Kappad, or Kappakadavu locally, is a beach near Kozhikode, in the district of the same name, India. A stone monument installed by government commemorates the "landing" by Vasco da Gama with the inscription,'Vasco da Gama landed here, Kappakadavu, in the year 1498'. In 2007 a Rs. 1.5 crore program to beautify the beach was launched by Tourism Minister Kodiyeri Balakrishnan. It is now completed and Kappad beach has a corniche and park; the park includes a restroom and seating. The nearest major railway station is Koyilandy, about 10 km away from Kappad; the nearest airport is Calicut International Airport, about 25 km from the town of Kozhikode. Private transport buses are available from the main bus stand, or visitors can reach the beach by stopping at Thiruvangoor on National Highway 66 between Kozhikode and Vadakara. Moodadi Chengottukavu Arikkulam Thikkodi Chemancheri Atholi Ulliyeri Cheekilode Nochad Koyilandy Chemancheri railway station
Aleksandr Borisovich Savin is a Russian former volleyball player who competed for the Soviet Union in the 1976 Summer Olympics and in the 1980 Summer Olympics. He was born in Taganrog. Where as a child he moved with his parents in the city of Obninsk, Kaluga Oblast, he studied at the high school №6 Obninsk. The pupil Obninsk volleyball school. Volleyball started in 1967 in Obninsk Youth. First coach — Vladimir Pitanov. In 1976 he was part of the Soviet team, he played. Four years he won the gold medal with the Soviet team in the 1980 Olympic tournament, he played. He was a major player to help Soviet Union men's national volleyball team to dominate the World in late 1970s to early 1980s by winning 1977 FIVB Men's World Cup, 1978 FIVB Men's World Championship, 1980 Moscow Olympic Games, 1981 FIVB Men's World Cup and 1982 FIVB Men's World Championship in row, and so we welcome Aleksandr Borisovich Savin, Olympic Gold Medalist, as a member of the Volleyball Hall of Fame. Awarded Honored Master of Sports of the USSR, Order of Friendship of Peoples, Order of the Badge of Honour.
October 22, 2010, Savin was admitted to the Volleyball Hall of Fame. Aleksandr Savin at Olympics at Sports-Reference.com

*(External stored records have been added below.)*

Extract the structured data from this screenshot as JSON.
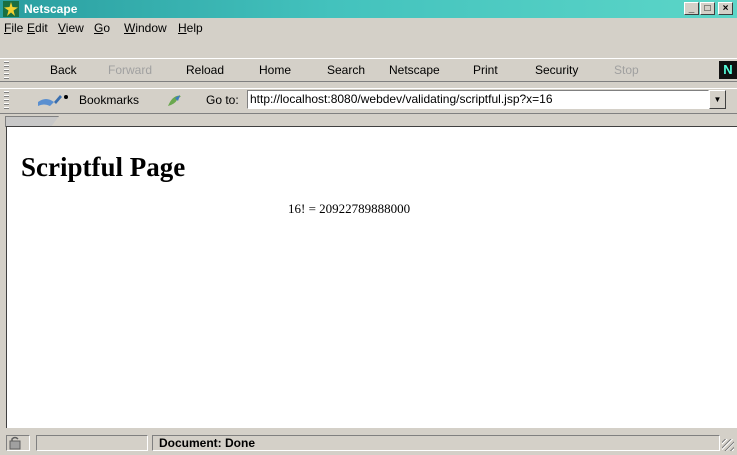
{
  "window": {
    "title": "Netscape",
    "minimize": "_",
    "maximize": "□",
    "close": "×"
  },
  "menu": {
    "items": [
      {
        "label": "File",
        "mnemonic": "F",
        "rest": "ile"
      },
      {
        "label": "Edit",
        "mnemonic": "E",
        "rest": "dit"
      },
      {
        "label": "View",
        "mnemonic": "V",
        "rest": "iew"
      },
      {
        "label": "Go",
        "mnemonic": "G",
        "rest": "o"
      },
      {
        "label": "Window",
        "mnemonic": "W",
        "rest": "indow"
      },
      {
        "label": "Help",
        "mnemonic": "H",
        "rest": "elp"
      }
    ]
  },
  "navigation": {
    "back": "Back",
    "forward": "Forward",
    "reload": "Reload",
    "home": "Home",
    "search": "Search",
    "netscape": "Netscape",
    "print": "Print",
    "security": "Security",
    "stop": "Stop",
    "logo": "N"
  },
  "location": {
    "bookmarks_label": "Bookmarks",
    "goto_label": "Go to:",
    "url": "http://localhost:8080/webdev/validating/scriptful.jsp?x=16",
    "dropdown": "▼"
  },
  "page": {
    "heading": "Scriptful Page",
    "result": "16! = 20922789888000"
  },
  "status": {
    "text": "Document: Done"
  }
}
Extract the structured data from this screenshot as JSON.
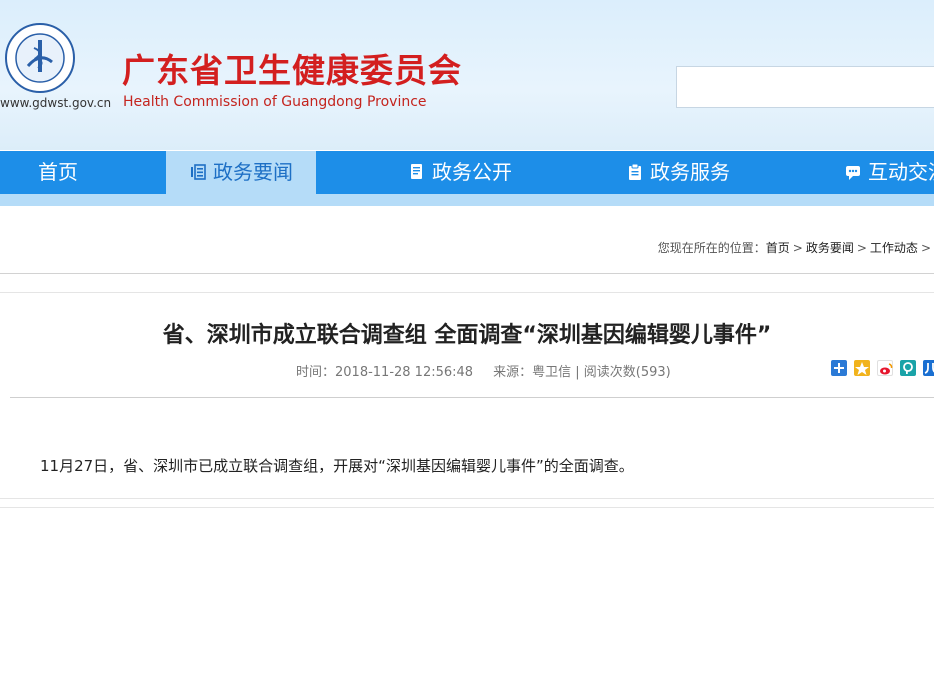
{
  "header": {
    "site_url": "www.gdwst.gov.cn",
    "title": "广东省卫生健康委员会",
    "subtitle": "Health Commission of Guangdong Province",
    "search_placeholder": ""
  },
  "nav": {
    "items": [
      {
        "label": "首页",
        "icon": "none"
      },
      {
        "label": "政务要闻",
        "icon": "news-icon",
        "active": true
      },
      {
        "label": "政务公开",
        "icon": "document-icon"
      },
      {
        "label": "政务服务",
        "icon": "clipboard-icon"
      },
      {
        "label": "互动交流",
        "icon": "chat-icon"
      }
    ]
  },
  "breadcrumb": {
    "prefix": "您现在所在的位置：",
    "items": [
      "首页",
      "政务要闻",
      "工作动态"
    ]
  },
  "article": {
    "title": "省、深圳市成立联合调查组 全面调查“深圳基因编辑婴儿事件”",
    "time": "时间：2018-11-28 12:56:48",
    "source": "来源：粤卫信",
    "views": "阅读次数(593)",
    "body": "11月27日，省、深圳市已成立联合调查组，开展对“深圳基因编辑婴儿事件”的全面调查。"
  },
  "share_icons": [
    "plus-share-icon",
    "qzone-icon",
    "weibo-icon",
    "pinterest-icon",
    "renren-icon"
  ],
  "colors": {
    "nav_bg": "#1d8ee8",
    "nav_active_bg": "#b5dcf8",
    "title_red": "#d31f1f"
  }
}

Proud Scum was a notable punk band in New Zealand punk's second wave. Proud Scum attracted a hardcore punk and bootboy following. Formed from members of punk bands Rooter and The Atrocities, Proud Scum were: Jonathan Jamrag, John Atrocity, Alastair Rabbit, Bruce Diode. Atrocity left in June 1979. Atrocity's departure was inspiration for one of the band's best known tracks, Suicide 2, which encourages him to "...jump off Grafton Bridge". They are known for the tracks I am a Rabbit, Suicide. All of which are on the defining New Zealand punk compilation album AK-79. Proud Scum released a shared 7" single with The Terrorways in 1980; the band relocated to Sydney in 1980 before disbanding in 1981. Proud Scum had a reunion in the early 1980s, reformed for the AK-79 reunion show in Auckland, November 2008. According to the band's official MySpace page they are located in Sydney and were recording for a Toy Love tribute album, Stitched Up. "Proud Scum – Auckland punk's second wave". "Jamrag interview". "Proud Scum at Last FM".
"Proud Scum – part discography". Proud Scum's MySpace page Proud Scum's Facebook Page